- Functional Programming
- Functional Programming In Depth, part II:Python and Scala retrospection
- Dart Sith move first
- OOP is the your new legacy
- Erlang: a lesson to learn…again!
This is the second article on functional programming. In the first one we talked about scala and the type inference system it brings in the Java Way of Life.
I played a bit with python functional howto, building a small game. Before starting I surfing for a bit of libraries and documentation.
This very old “toolkit”, called xoltar, implements some basic functional principles, and it is a good teaching point. There are some nice functional-based libraries, but python has a “mutable state” pattern which is difficult to rip off. I ended up using collections.namedtuple to get some immutable, side effect free named object. It was good because adding or removing field from a named tuple generates runtime errors like ultra fast rabbits, so changes to the Object protocol are detected early, but you still need a lot fo unit testing because there is no compiler to help you (like Erlang or Scala has instead)
Some days ago I read on the PyPy blog this clever comment:
Implementing STM at a core level is certainly a nice research topic, but I
wonder whether it’s the best way forward for Python.
STM works well in
Haskell because it has the type system to enforce several constraints. Also most
data is immutable in Haskell, so threading is mostly safe by
Most Python objects are mutable (by default), so users have to
be very careful when using multi-threading. STM gives you a nice, composable
primitive to protect your critical sections, but it does not tell where
your critical sections are.
The discussion was about Software Transaction Memory (STM for acro-friends) which is a key idea to avoid manual-implementing locks in a concurrent environment (for more information, read the full cited blog post and wikipedia explanation)
But STM works best if you have already a side effect free language.
Also Garbage collection is simplified in a language like Clojure, Erlang or Haskell. In Erlang for instance processes are isolated and can have different heaps. So it is simpler to make a fair garbage collection strategy.

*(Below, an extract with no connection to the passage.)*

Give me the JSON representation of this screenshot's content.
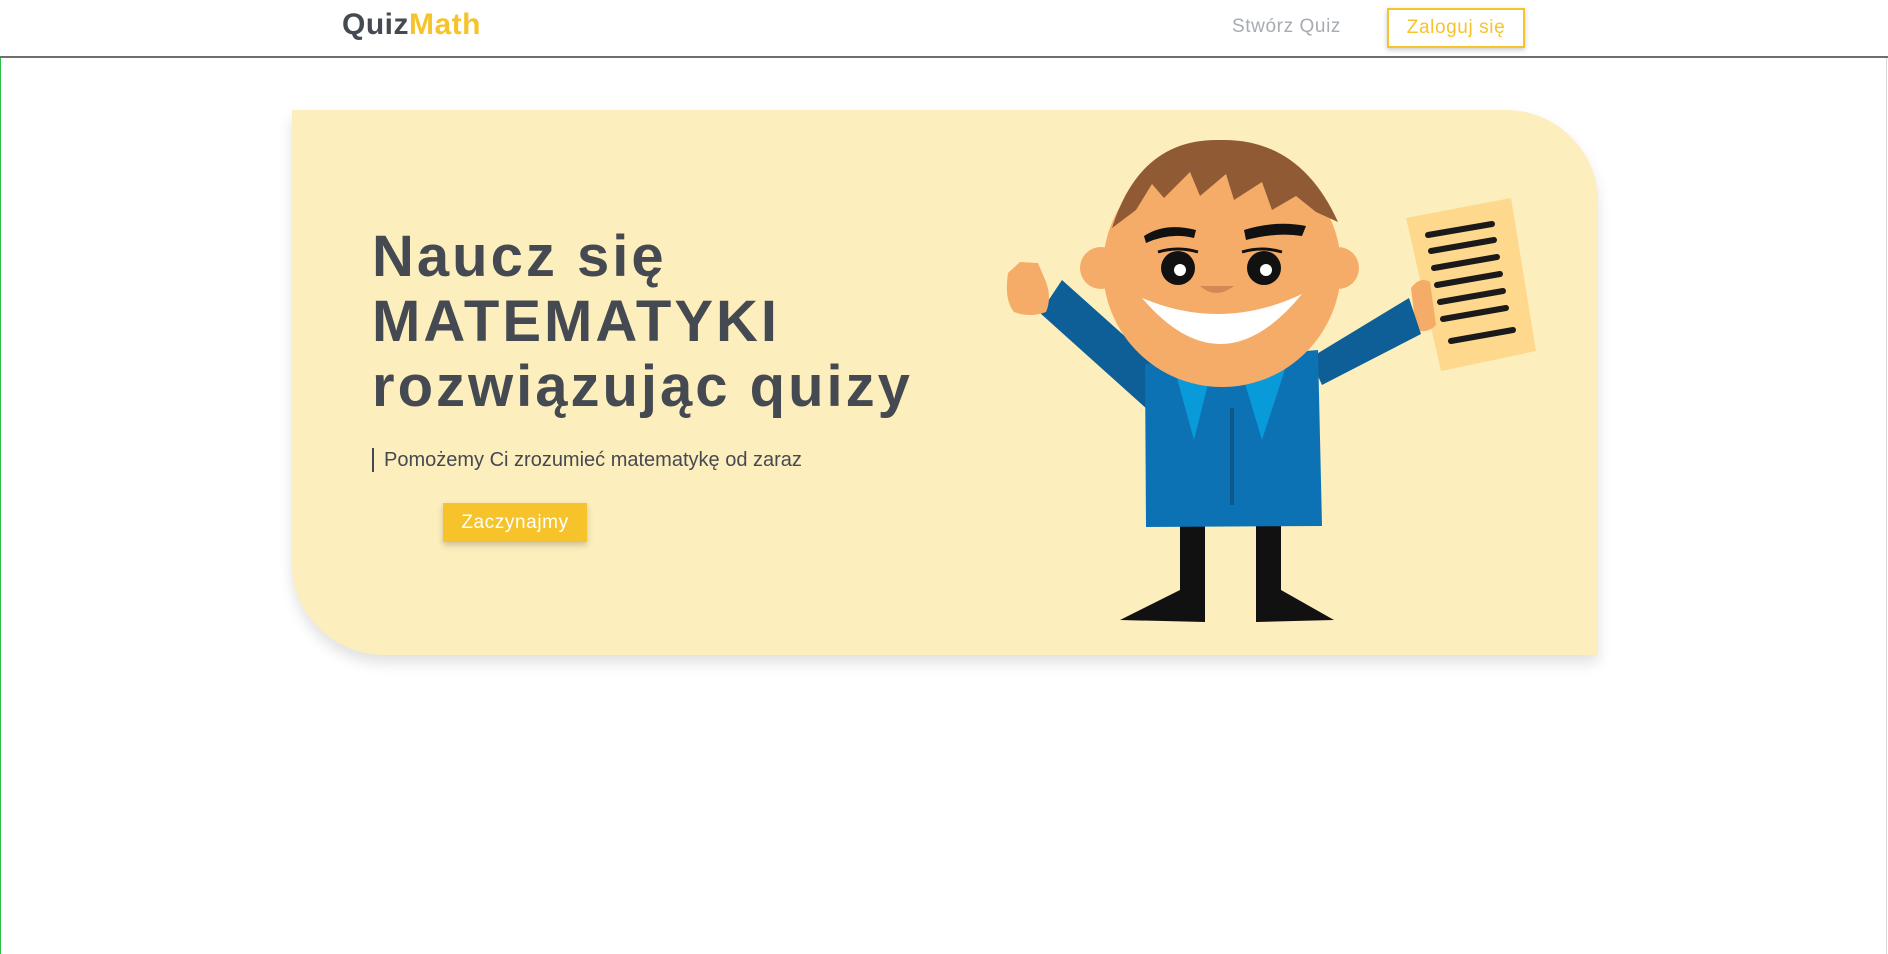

So python is good for web prototyping and so on, but for functional programming it is a bit hard to get accustomed to. But perhaps I need only more study…
Scala is not always side effect free
I like Scala because it generate Java code. And Java code is fast and reliable. Skynet will be written in Java, belive me.
But Scala is far too complex. It is a mix of Erlang and Java. I did not understand why Scala has so much mutable data construct. Why did not Scala stick with the Side effect free Erlang pattern?
So Scala is too complex in my humble opinion.
 Anyway Javscript seems to became the new “browser virtual machine”; One of the last trend is Clojure Script: